## Collection entries
————————

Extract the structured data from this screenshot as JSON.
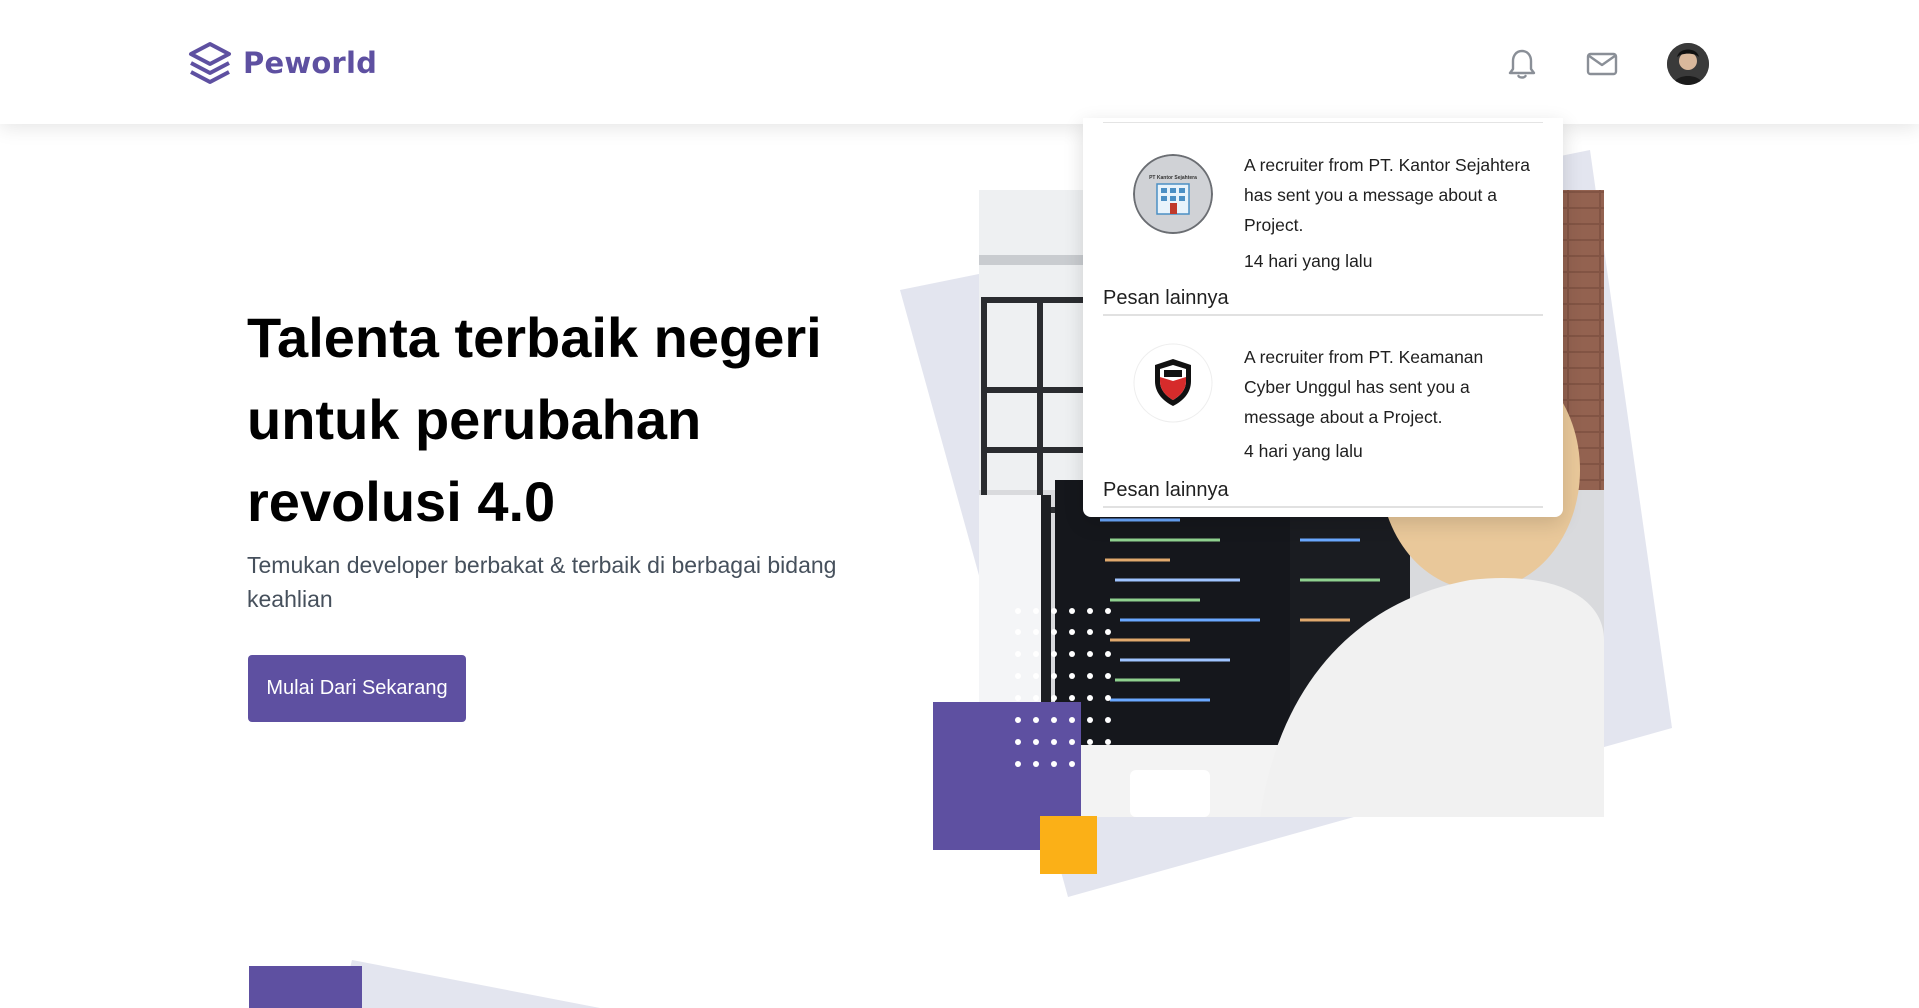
{
  "brand": {
    "name": "Peworld"
  },
  "nav": {
    "icons": [
      "bell-icon",
      "mail-icon"
    ],
    "accent": "#5e50a1"
  },
  "hero": {
    "title": "Talenta terbaik negeri untuk perubahan revolusi 4.0",
    "subtitle": "Temukan developer berbakat & terbaik di berbagai bidang keahlian",
    "cta_label": "Mulai Dari Sekarang"
  },
  "notifications": [
    {
      "message": "A recruiter from PT. Kantor Sejahtera has sent you a message about a Project.",
      "time": "14 hari yang lalu",
      "more_label": "Pesan lainnya",
      "logo_text": "PT Kantor Sejahtera"
    },
    {
      "message": "A recruiter from PT. Keamanan Cyber Unggul has sent you a message about a Project.",
      "time": "4 hari yang lalu",
      "more_label": "Pesan lainnya"
    }
  ],
  "colors": {
    "primary": "#5e50a1",
    "yellow": "#fbb017",
    "decor_gray": "#e3e5ef"
  }
}
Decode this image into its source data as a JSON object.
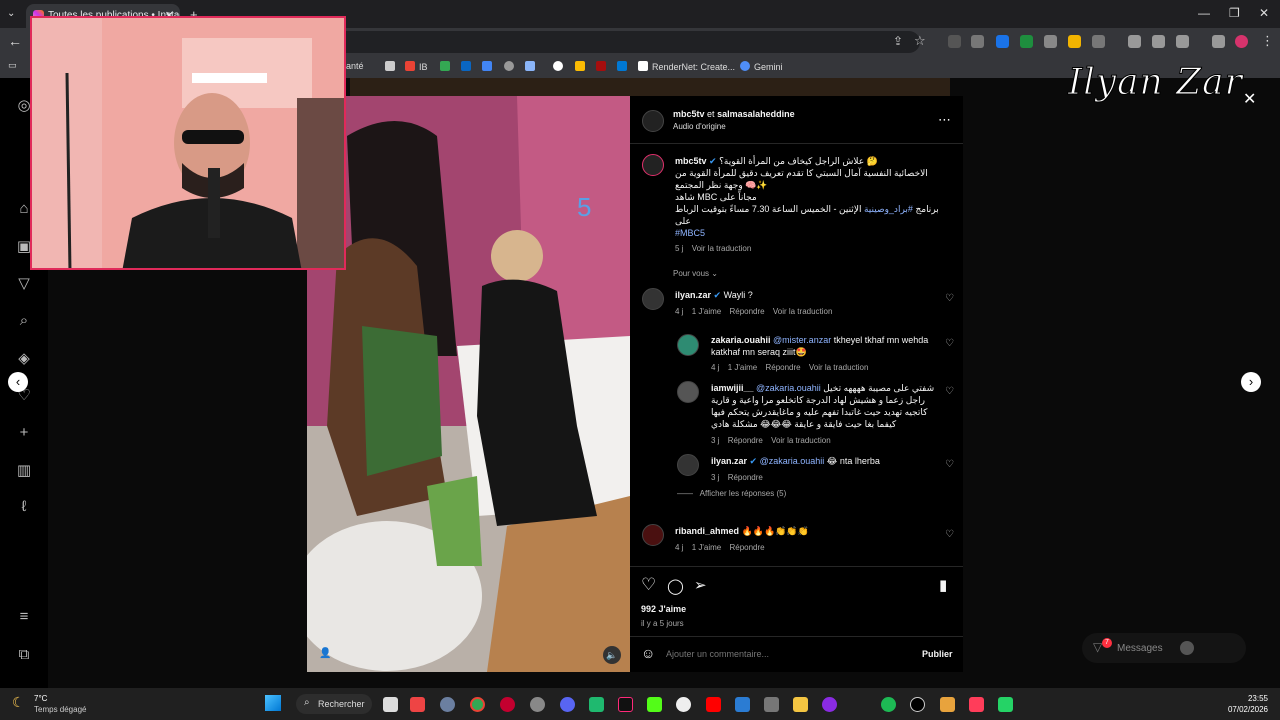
{
  "browser": {
    "tab_title": "Toutes les publications • Instag",
    "bookmarks": [
      "Santé",
      "IB",
      "RenderNet: Create...",
      "Gemini"
    ]
  },
  "streamer": {
    "name": "Ilyan Zar"
  },
  "post": {
    "header_accounts": "mbc5tv et salmasalaheddine",
    "header_account_1": "mbc5tv",
    "header_et": "et",
    "header_account_2": "salmasalaheddine",
    "audio": "Audio d'origine",
    "caption": {
      "user": "mbc5tv",
      "line1": "علاش الراجل كيخاف من المرأة القوية؟ 🤔",
      "line2": "الاخصائية النفسية آمال السبتي كا تقدم تعريف دقيق للمرأة القوية من",
      "line3": "وجهة نظر المجتمع 🧠✨",
      "line4": "شاهد MBC مجاناً على",
      "line5_prefix": "برنامج",
      "line5_tag": "#براد_وصينية",
      "line5_suffix": "الإثنين - الخميس الساعة 7.30 مساءً بتوقيت الرباط",
      "line6": "على",
      "hashtag": "#MBC5",
      "time": "5 j",
      "translate": "Voir la traduction"
    },
    "for_you": "Pour vous",
    "comments": [
      {
        "user": "ilyan.zar",
        "text": "Wayli ?",
        "time": "4 j",
        "likes": "1 J'aime",
        "reply": "Répondre",
        "translate": "Voir la traduction"
      },
      {
        "user": "zakaria.ouahii",
        "mention": "@mister.anzar",
        "text": "tkheyel tkhaf mn wehda katkhaf mn seraq ziiit🤩",
        "time": "4 j",
        "likes": "1 J'aime",
        "reply": "Répondre",
        "translate": "Voir la traduction"
      },
      {
        "user": "iamwijii__",
        "mention": "@zakaria.ouahii",
        "text_1": "شفتي على مصيبة ههههه تخيل",
        "text_2": "راجل زعما و هشيش لهاد الدرجة كاتخلعو مرا واعية و قارية",
        "text_3": "كاتجيه تهديد حيت غاتبدا تفهم عليه و ماغايقدرش يتحكم فيها",
        "text_4": "كيفما بغا حيت فايقة و عايقة 😂😂😂 مشكلة هادي",
        "time": "3 j",
        "reply": "Répondre",
        "translate": "Voir la traduction"
      },
      {
        "user": "ilyan.zar",
        "mention": "@zakaria.ouahii",
        "text": "😂 nta lherba",
        "time": "3 j",
        "reply": "Répondre"
      },
      {
        "user": "ribandi_ahmed",
        "text": "🔥🔥🔥👏👏👏",
        "time": "4 j",
        "likes": "1 J'aime",
        "reply": "Répondre"
      }
    ],
    "view_replies": "Afficher les réponses (5)",
    "likes": "992 J'aime",
    "posted": "il y a 5 jours",
    "comment_placeholder": "Ajouter un commentaire...",
    "publish": "Publier"
  },
  "messages": {
    "label": "Messages",
    "badge": "7"
  },
  "taskbar": {
    "weather_temp": "7°C",
    "weather_desc": "Temps dégagé",
    "search": "Rechercher",
    "time": "23:55",
    "date": "07/02/2026"
  }
}
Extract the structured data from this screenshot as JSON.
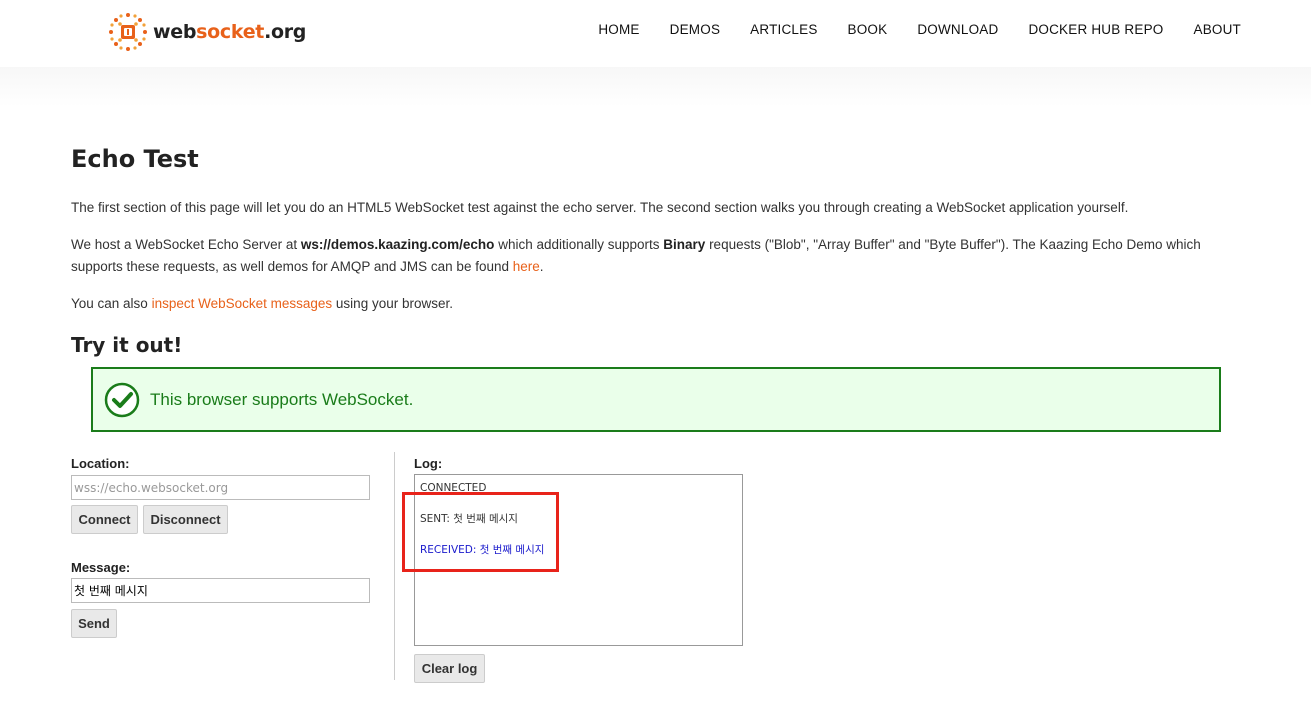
{
  "header": {
    "logo": {
      "part1": "web",
      "part2": "socket",
      "part3": ".org"
    },
    "nav": [
      "HOME",
      "DEMOS",
      "ARTICLES",
      "BOOK",
      "DOWNLOAD",
      "DOCKER HUB REPO",
      "ABOUT"
    ]
  },
  "main": {
    "title": "Echo Test",
    "intro": "The first section of this page will let you do an HTML5 WebSocket test against the echo server. The second section walks you through creating a WebSocket application yourself.",
    "host": {
      "t1": "We host a WebSocket Echo Server at ",
      "url": "ws://demos.kaazing.com/echo",
      "t2": " which additionally supports ",
      "binary": "Binary",
      "t3": " requests (\"Blob\", \"Array Buffer\" and \"Byte Buffer\"). The Kaazing Echo Demo which supports these requests, as well demos for AMQP and JMS can be found ",
      "here": "here",
      "t4": "."
    },
    "inspect": {
      "t1": "You can also ",
      "link": "inspect WebSocket messages",
      "t2": " using your browser."
    },
    "try_title": "Try it out!",
    "support_msg": "This browser supports WebSocket."
  },
  "form": {
    "location_label": "Location:",
    "location_placeholder": "wss://echo.websocket.org",
    "connect": "Connect",
    "disconnect": "Disconnect",
    "message_label": "Message:",
    "message_value": "첫 번째 메시지",
    "send": "Send"
  },
  "log": {
    "label": "Log:",
    "lines": [
      "CONNECTED",
      "SENT: 첫 번째 메시지",
      "RECEIVED: 첫 번째 메시지"
    ],
    "clear": "Clear log"
  },
  "colors": {
    "accent": "#e8611a",
    "success": "#1a7c1a",
    "received": "#1a1acc",
    "highlight": "#e8231a"
  }
}
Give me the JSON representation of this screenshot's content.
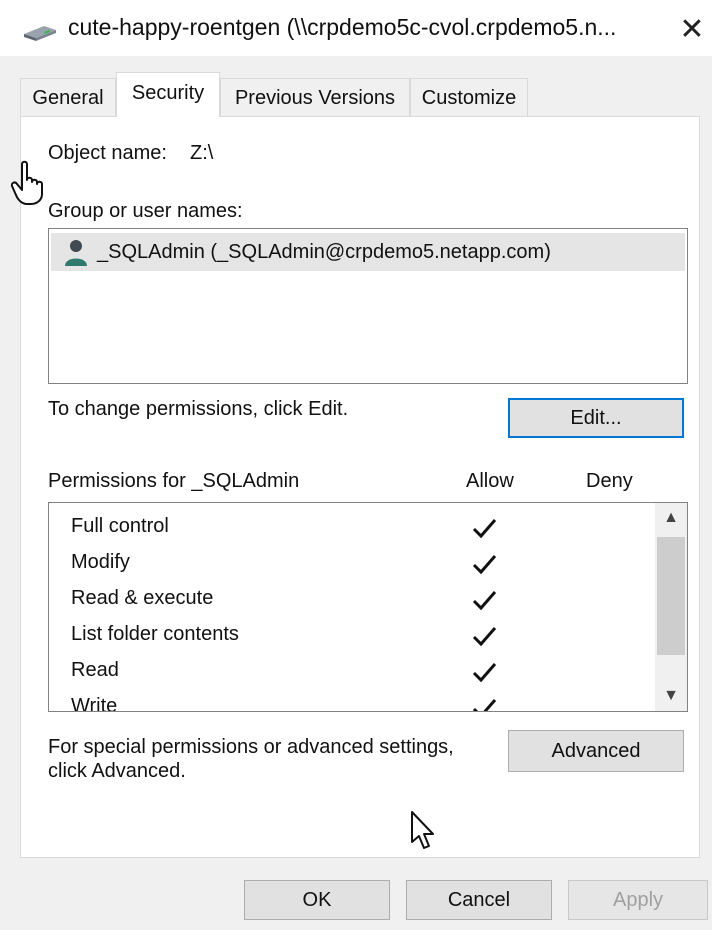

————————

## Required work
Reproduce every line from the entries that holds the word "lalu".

## Finished exercise
      "time": "14 hari yang lalu",
      "time": "4 hari yang lalu",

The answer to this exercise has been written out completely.